:: EXERCISE BRIEF ::
Which lines of the records below contain the word "time"? Report each of them in full.
● ● ● ● ● ● ●
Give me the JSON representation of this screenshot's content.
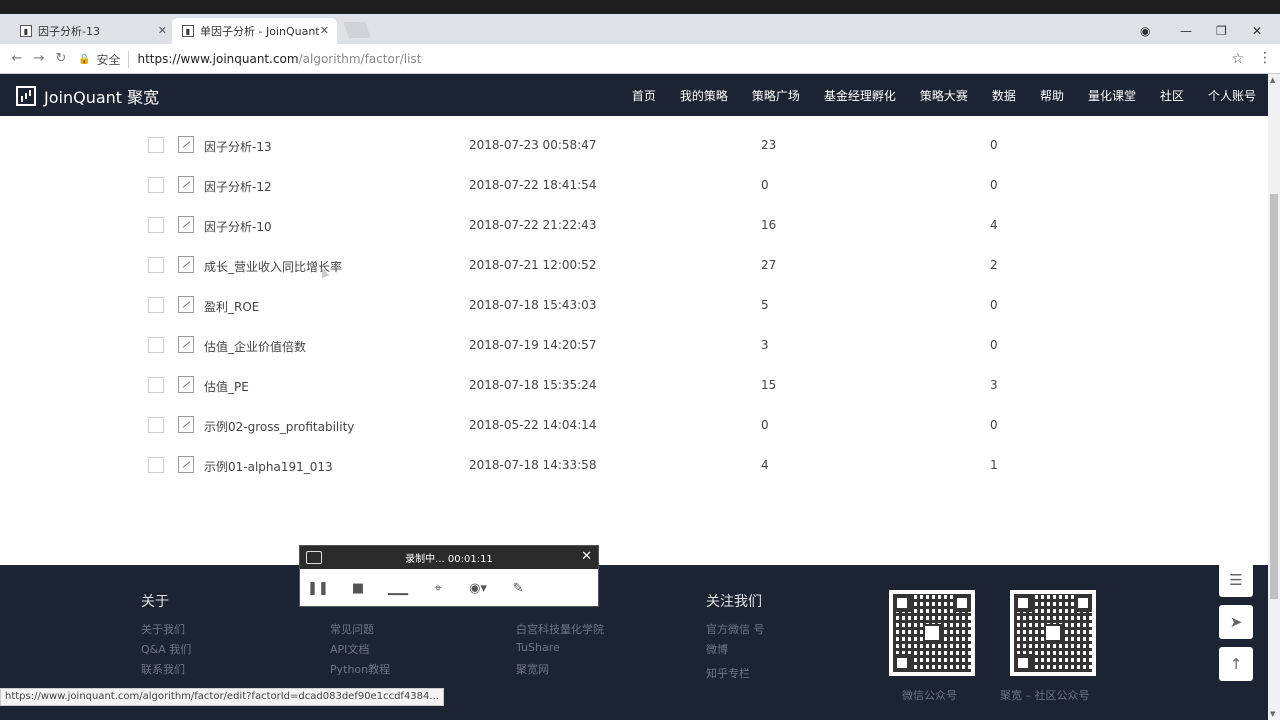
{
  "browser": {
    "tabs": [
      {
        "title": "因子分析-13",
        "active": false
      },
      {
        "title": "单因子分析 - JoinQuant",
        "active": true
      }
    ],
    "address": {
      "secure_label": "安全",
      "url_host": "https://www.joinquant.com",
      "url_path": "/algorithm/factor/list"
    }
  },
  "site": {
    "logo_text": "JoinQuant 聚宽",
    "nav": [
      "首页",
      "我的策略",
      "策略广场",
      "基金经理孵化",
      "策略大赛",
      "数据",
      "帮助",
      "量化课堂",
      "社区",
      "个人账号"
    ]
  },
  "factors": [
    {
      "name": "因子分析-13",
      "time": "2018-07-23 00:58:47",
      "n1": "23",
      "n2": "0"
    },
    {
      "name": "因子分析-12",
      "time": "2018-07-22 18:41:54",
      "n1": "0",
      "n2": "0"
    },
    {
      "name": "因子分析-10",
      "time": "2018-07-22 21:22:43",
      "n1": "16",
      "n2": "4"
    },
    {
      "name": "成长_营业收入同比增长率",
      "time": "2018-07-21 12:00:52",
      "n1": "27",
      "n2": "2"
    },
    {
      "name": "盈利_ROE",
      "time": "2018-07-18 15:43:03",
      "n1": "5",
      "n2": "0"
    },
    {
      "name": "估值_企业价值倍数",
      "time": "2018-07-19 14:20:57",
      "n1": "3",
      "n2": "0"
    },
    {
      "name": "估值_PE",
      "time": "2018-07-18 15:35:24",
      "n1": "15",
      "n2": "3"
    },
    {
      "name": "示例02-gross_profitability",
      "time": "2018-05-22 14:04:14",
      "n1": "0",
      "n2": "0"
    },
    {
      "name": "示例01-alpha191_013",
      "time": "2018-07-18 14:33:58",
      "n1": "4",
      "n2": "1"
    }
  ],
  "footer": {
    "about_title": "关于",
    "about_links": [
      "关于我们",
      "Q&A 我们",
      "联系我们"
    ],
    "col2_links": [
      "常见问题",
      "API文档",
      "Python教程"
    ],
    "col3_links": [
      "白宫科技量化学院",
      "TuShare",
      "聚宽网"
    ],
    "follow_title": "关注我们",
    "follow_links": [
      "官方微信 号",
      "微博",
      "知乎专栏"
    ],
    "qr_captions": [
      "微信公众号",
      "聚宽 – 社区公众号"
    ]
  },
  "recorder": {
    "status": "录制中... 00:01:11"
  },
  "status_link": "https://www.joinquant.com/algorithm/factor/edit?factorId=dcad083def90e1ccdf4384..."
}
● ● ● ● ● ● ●
:: RESULT FOR THIS TASK ::
      "time": "2018-07-23 00:58:47",
      "time": "2018-07-22 18:41:54",
      "time": "2018-07-22 21:22:43",
      "time": "2018-07-21 12:00:52",
      "time": "2018-07-18 15:43:03",
      "time": "2018-07-19 14:20:57",
      "time": "2018-07-18 15:35:24",
      "time": "2018-05-22 14:04:14",
      "time": "2018-07-18 14:33:58",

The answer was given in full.